From the listing below, how many lines hold the word "默认角色"? Write only the number.

* * * * * * * * *

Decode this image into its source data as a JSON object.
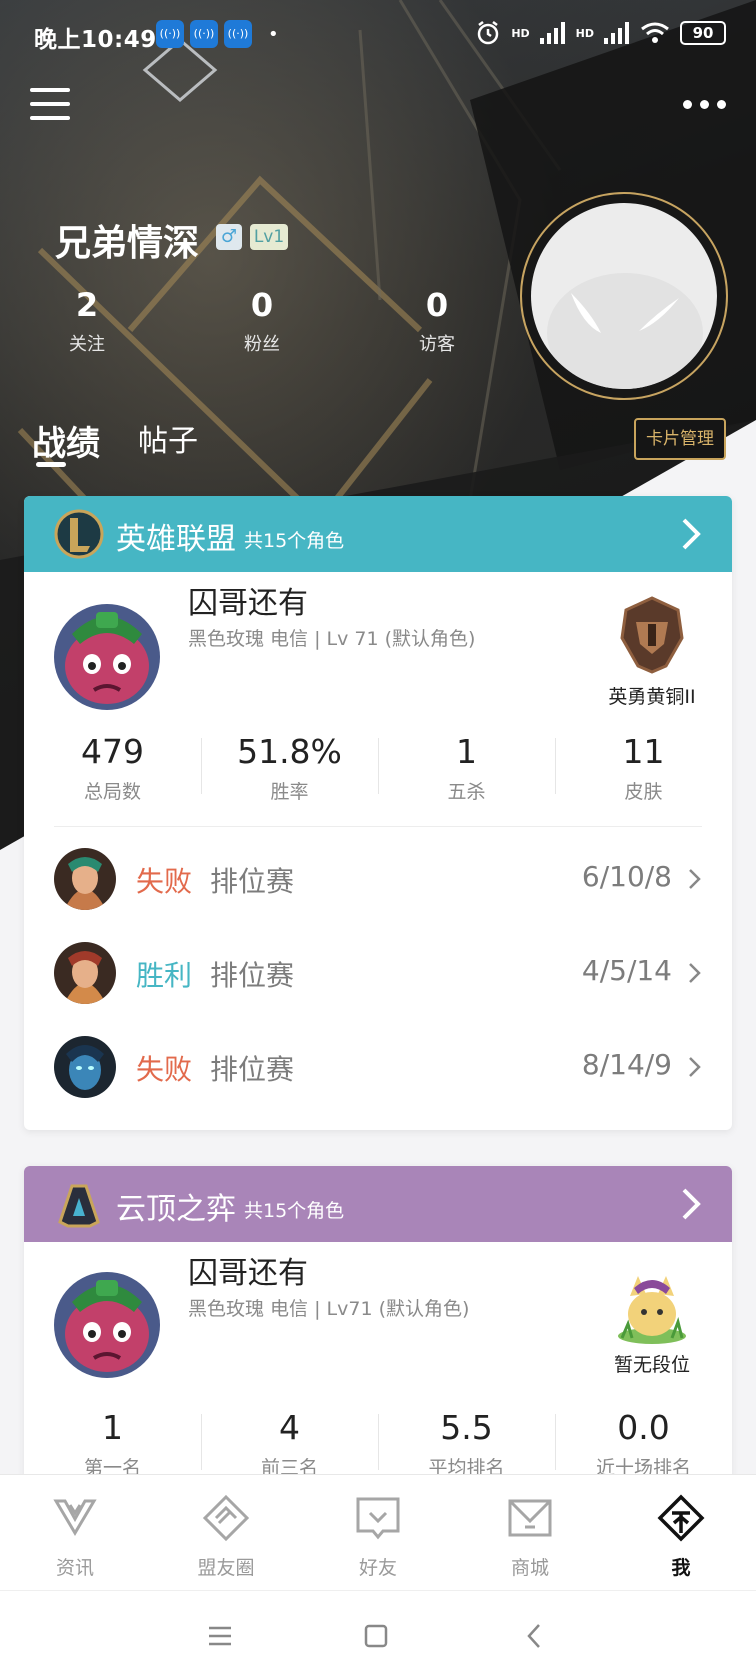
{
  "status_bar": {
    "time": "晚上10:49",
    "app_icons": [
      "hd-icon",
      "hd-icon",
      "hd-icon"
    ],
    "dot": "•",
    "hd1": "HD",
    "hd2": "HD",
    "battery": "90"
  },
  "profile": {
    "nickname": "兄弟情深",
    "gender": "♂",
    "level": "Lv1",
    "counters": [
      {
        "value": "2",
        "label": "关注"
      },
      {
        "value": "0",
        "label": "粉丝"
      },
      {
        "value": "0",
        "label": "访客"
      }
    ]
  },
  "tabs": {
    "battle": "战绩",
    "posts": "帖子",
    "card_manage": "卡片管理"
  },
  "lol": {
    "game_name": "英雄联盟",
    "role_count": "共15个角色",
    "player_name": "囚哥还有",
    "player_sub": "黑色玫瑰 电信 | Lv 71 (默认角色)",
    "rank": "英勇黄铜II",
    "stats": [
      {
        "value": "479",
        "label": "总局数"
      },
      {
        "value": "51.8%",
        "label": "胜率"
      },
      {
        "value": "1",
        "label": "五杀"
      },
      {
        "value": "11",
        "label": "皮肤"
      }
    ],
    "matches": [
      {
        "result": "失败",
        "mode": "排位赛",
        "kda": "6/10/8",
        "outcome": "lose"
      },
      {
        "result": "胜利",
        "mode": "排位赛",
        "kda": "4/5/14",
        "outcome": "win"
      },
      {
        "result": "失败",
        "mode": "排位赛",
        "kda": "8/14/9",
        "outcome": "lose"
      }
    ]
  },
  "tft": {
    "game_name": "云顶之弈",
    "role_count": "共15个角色",
    "player_name": "囚哥还有",
    "player_sub": "黑色玫瑰 电信 | Lv71 (默认角色)",
    "rank": "暂无段位",
    "stats": [
      {
        "value": "1",
        "label": "第一名"
      },
      {
        "value": "4",
        "label": "前三名"
      },
      {
        "value": "5.5",
        "label": "平均排名"
      },
      {
        "value": "0.0",
        "label": "近十场排名"
      }
    ]
  },
  "bottom_nav": [
    {
      "label": "资讯",
      "icon": "news-icon"
    },
    {
      "label": "盟友圈",
      "icon": "friends-circle-icon"
    },
    {
      "label": "好友",
      "icon": "friends-icon"
    },
    {
      "label": "商城",
      "icon": "store-icon"
    },
    {
      "label": "我",
      "icon": "me-icon",
      "active": true
    }
  ],
  "colors": {
    "lol_header": "#46b6c4",
    "tft_header": "#a985b8",
    "lose": "#e26a4c",
    "win": "#46b6c4",
    "gold": "#c8a45c"
  }
}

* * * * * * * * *

RESPONSE TO THE EXERCISE: 2